I picked up an old issue of The Sun Magazine spontaneously, realizing I had never read it, and am engrossed in the advice columns from Cary Tennis’ book, Citizens of the Dream: Advice on Writing, Painting, Playing, Acting, and Being.
A jazz pianist wrote to Cary for advice on his career/life path, explaining that he’s heading for his fifties and just sneaking by on his musician’s income. He writes, “We always hear heartwarming stories of people who followed their dream and never gave up and succeeded, but what of the people who followed their dream and failed?” He says that he once thought staying true to his art was everything but that now he yearns to know the satisfaction of earning a living. He’s sick of driving many miles for crappy gigs and money and is concerned about his future.
The jazz pianist’s dilemma struck a chord with me (no pun intended). I recently took on a part time office job that is unrelated to anything I am interested in but will enable me to make a living. When I was attempting to teach yoga full- time I felt stressed and pressured. I was ‘running around’ from class to class and subbing whenever I could, but it did not add up to a full-time salary. Subbing cannot be counted on for income and even permanent classes are subject to change, so there is little stability. And god forbid I taught a class that was less than great; it sent me into a downward spiral of despair and doubt, questioning whether I was any good at teaching and if I could continue on this path at all.

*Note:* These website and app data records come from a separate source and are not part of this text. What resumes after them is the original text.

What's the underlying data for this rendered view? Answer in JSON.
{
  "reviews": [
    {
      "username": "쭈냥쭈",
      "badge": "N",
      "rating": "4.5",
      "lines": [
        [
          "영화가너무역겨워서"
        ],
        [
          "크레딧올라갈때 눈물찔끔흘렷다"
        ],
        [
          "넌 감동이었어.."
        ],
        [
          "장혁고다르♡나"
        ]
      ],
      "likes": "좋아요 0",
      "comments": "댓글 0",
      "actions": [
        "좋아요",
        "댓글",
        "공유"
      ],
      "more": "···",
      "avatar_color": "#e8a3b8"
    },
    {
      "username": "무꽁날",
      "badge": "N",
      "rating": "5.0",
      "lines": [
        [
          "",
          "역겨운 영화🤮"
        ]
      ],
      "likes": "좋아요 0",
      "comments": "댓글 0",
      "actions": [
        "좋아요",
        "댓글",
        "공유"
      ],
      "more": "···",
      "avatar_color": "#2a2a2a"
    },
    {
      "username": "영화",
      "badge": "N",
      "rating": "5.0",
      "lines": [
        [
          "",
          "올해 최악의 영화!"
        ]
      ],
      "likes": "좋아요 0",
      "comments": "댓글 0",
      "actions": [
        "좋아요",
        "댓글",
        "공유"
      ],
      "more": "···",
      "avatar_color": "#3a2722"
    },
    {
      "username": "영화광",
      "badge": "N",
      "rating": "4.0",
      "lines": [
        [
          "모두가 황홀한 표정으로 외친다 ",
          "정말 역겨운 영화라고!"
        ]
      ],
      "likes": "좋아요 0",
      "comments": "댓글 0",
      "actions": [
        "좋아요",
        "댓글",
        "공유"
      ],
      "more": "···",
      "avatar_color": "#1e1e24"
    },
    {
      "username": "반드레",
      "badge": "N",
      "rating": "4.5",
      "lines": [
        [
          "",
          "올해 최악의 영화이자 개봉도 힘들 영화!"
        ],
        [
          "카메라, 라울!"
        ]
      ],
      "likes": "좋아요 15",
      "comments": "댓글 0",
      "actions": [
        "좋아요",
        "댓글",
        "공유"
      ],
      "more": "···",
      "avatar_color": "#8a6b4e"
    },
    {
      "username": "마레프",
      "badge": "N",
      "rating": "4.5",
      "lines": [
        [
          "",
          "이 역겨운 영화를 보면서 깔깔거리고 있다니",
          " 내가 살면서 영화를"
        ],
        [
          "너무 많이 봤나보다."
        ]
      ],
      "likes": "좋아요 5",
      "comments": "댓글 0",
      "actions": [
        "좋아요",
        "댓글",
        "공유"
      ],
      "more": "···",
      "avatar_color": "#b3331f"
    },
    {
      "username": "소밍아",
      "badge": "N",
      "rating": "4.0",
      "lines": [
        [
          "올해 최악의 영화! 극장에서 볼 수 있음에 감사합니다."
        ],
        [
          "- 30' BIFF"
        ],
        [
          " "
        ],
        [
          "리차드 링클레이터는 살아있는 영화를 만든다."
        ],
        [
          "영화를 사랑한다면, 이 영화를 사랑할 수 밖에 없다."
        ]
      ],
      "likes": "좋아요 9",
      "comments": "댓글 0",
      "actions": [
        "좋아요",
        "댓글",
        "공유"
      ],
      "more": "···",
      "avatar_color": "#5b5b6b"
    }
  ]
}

Cary tells the jazz musician that when he first sat down to write to him he was at a loss; he had no words. He took some time away from the computer to clear his head but still no words came. But then he noticed a bumper sticker on a car that read “Real musicians have day jobs!” Cary writes, “it was a needed reminder: Your music does not have to support you. In fact, your music might be happier if you were supporting it.” He encourages him to find part-time work to supplement his musical career or to even change paths completely if he chooses and play his music on the side. I found this oddly comforting.

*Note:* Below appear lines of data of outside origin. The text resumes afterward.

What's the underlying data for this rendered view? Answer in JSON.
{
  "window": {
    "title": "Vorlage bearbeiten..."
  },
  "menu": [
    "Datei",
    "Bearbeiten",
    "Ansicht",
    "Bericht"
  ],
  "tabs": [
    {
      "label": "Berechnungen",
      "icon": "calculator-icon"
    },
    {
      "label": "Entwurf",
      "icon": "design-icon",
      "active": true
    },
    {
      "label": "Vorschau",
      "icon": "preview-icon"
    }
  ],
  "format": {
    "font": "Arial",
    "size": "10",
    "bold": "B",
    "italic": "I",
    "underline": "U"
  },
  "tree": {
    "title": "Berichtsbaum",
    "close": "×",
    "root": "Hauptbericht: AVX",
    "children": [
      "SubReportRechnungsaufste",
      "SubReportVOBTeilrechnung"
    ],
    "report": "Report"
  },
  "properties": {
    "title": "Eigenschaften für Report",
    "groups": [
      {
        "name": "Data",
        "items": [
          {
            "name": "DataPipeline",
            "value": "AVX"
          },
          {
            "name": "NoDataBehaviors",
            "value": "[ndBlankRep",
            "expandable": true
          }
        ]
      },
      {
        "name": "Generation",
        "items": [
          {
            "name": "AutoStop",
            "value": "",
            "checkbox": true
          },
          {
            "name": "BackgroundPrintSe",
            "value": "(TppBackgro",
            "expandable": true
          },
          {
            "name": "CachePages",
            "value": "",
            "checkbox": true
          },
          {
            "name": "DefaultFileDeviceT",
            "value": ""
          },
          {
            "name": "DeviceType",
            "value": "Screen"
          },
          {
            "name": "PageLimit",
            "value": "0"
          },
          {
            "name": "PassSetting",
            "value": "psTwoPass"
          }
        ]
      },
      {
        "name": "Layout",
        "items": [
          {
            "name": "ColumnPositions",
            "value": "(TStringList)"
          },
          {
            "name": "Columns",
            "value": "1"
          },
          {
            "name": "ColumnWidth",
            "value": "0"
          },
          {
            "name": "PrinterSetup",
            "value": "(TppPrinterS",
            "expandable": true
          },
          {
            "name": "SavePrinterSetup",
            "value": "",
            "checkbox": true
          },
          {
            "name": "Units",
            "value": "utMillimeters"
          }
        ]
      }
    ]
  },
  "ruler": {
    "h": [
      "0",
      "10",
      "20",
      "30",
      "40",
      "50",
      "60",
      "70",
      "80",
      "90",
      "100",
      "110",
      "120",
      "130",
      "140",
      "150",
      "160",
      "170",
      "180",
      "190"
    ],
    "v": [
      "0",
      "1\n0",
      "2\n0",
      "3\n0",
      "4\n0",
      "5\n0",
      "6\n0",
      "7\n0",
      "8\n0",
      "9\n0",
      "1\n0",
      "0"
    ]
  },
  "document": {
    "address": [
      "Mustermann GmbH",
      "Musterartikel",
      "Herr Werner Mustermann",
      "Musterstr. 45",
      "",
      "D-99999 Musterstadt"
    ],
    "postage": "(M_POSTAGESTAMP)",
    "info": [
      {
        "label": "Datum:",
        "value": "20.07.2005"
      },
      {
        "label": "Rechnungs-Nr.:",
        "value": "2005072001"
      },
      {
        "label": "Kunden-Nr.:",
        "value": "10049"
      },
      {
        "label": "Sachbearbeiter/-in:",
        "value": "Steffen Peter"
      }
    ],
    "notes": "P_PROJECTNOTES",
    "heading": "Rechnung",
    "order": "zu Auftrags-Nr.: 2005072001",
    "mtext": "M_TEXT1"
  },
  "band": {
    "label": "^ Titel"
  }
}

The next question to Cary comes from a young woman who has had no worldly success with her writing, no tangible results to prove that her writing is worth pursuing. She wants to know when she should give up in terms of making a career of writing. Cary reminds her that writing is not only about “displaying one’s talent” but that writing is a “spiritual practice and mode of self-discovery.” He continues on to discuss the “practice,” the notion of putting in the work each day to improve one’s craft.

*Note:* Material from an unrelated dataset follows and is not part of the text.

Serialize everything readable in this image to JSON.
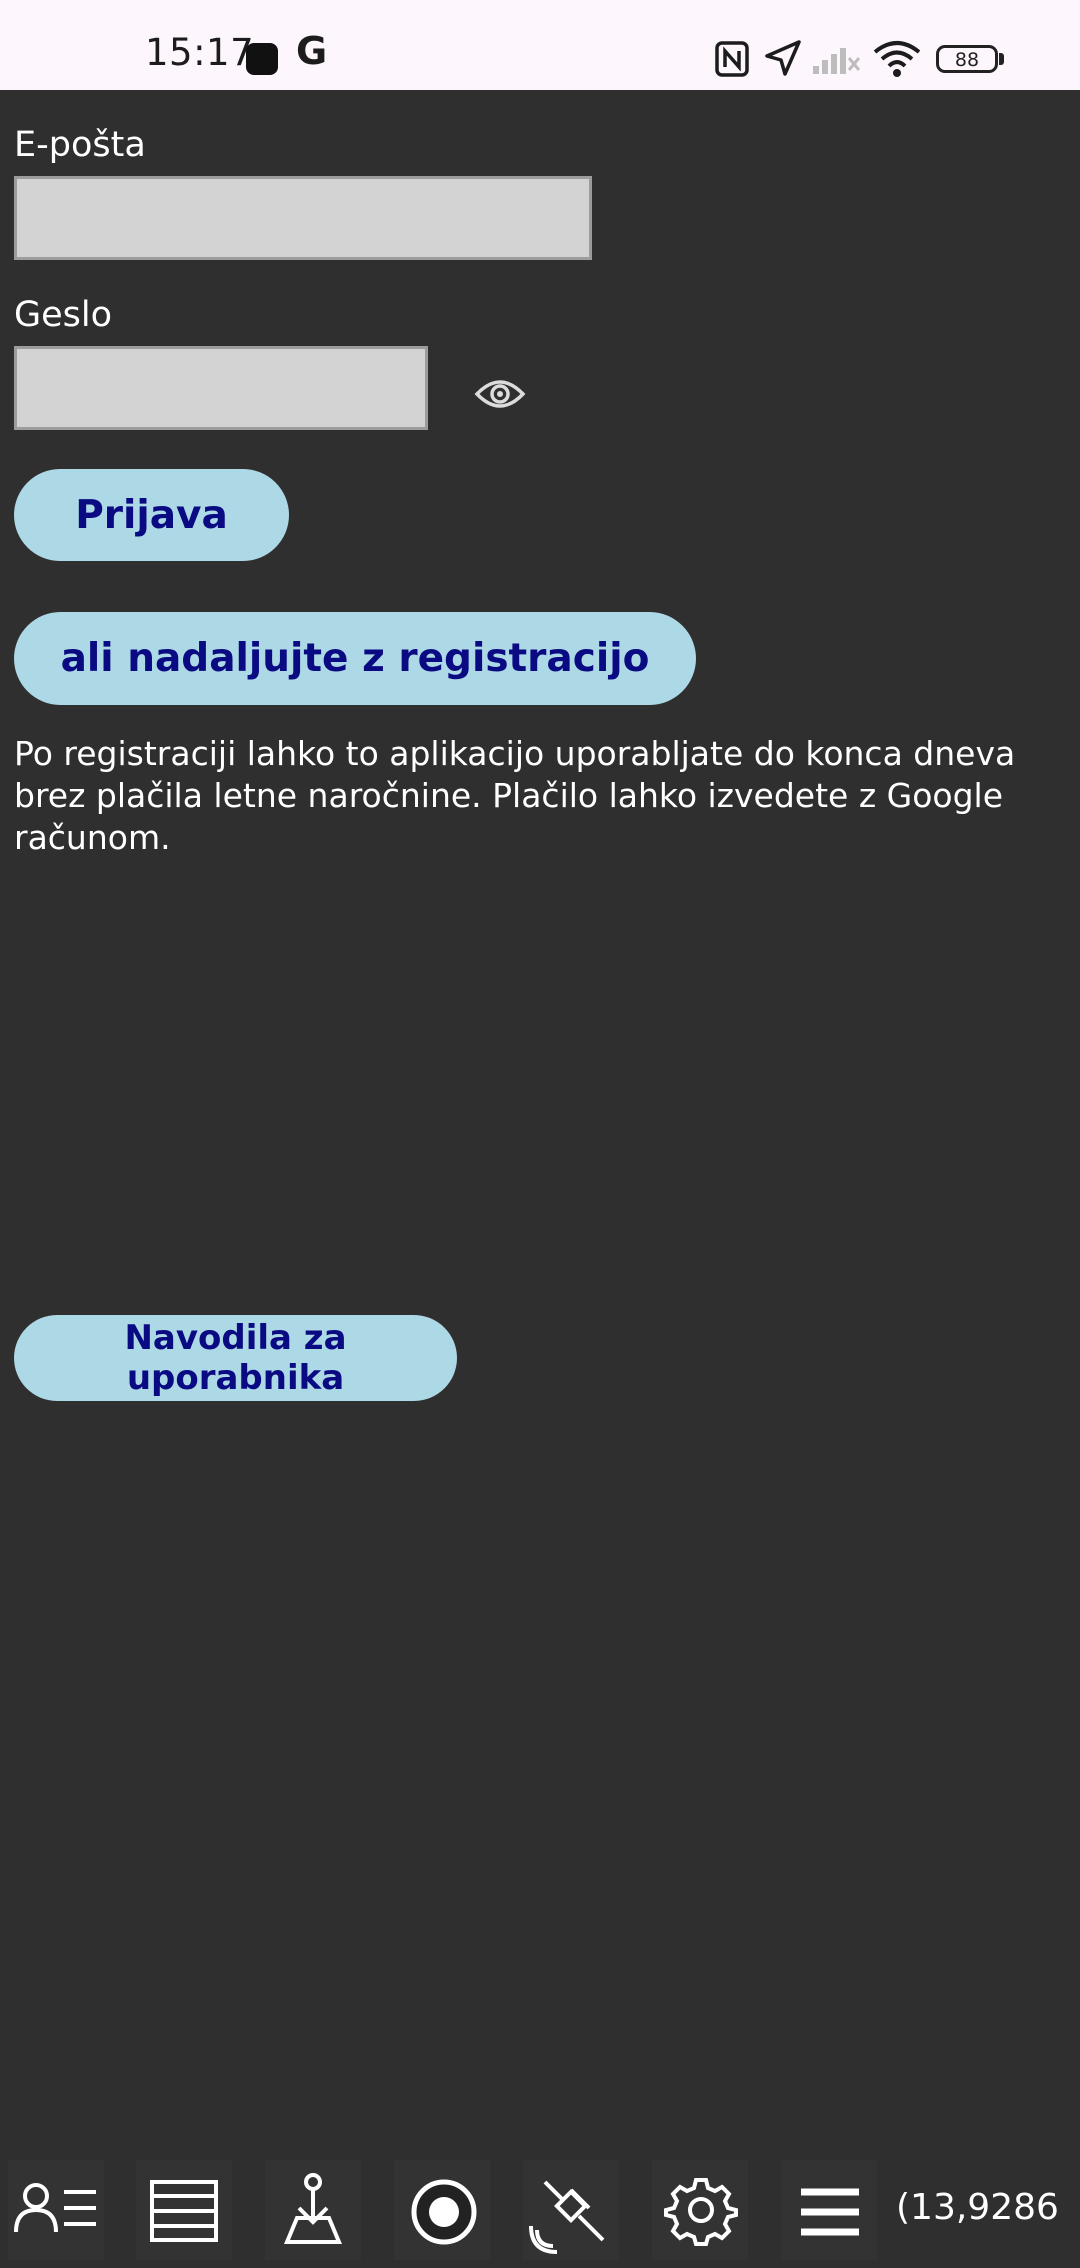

The universe has been sending lots of messages my way about practicing with consistency and love for the craft, and finding the grace to detach from the results. Practice is not about getting to an end point. I have been practicing every day (my writing, my yoga) and I feeling fuller, nourished, and more stable … all those things I’d been looking for when I was practicing erratically and praying I would get my big break at some point. Sure, it would be great to get the big break but what is really great is simply feeling the effects of my practice in my body, mind and soul.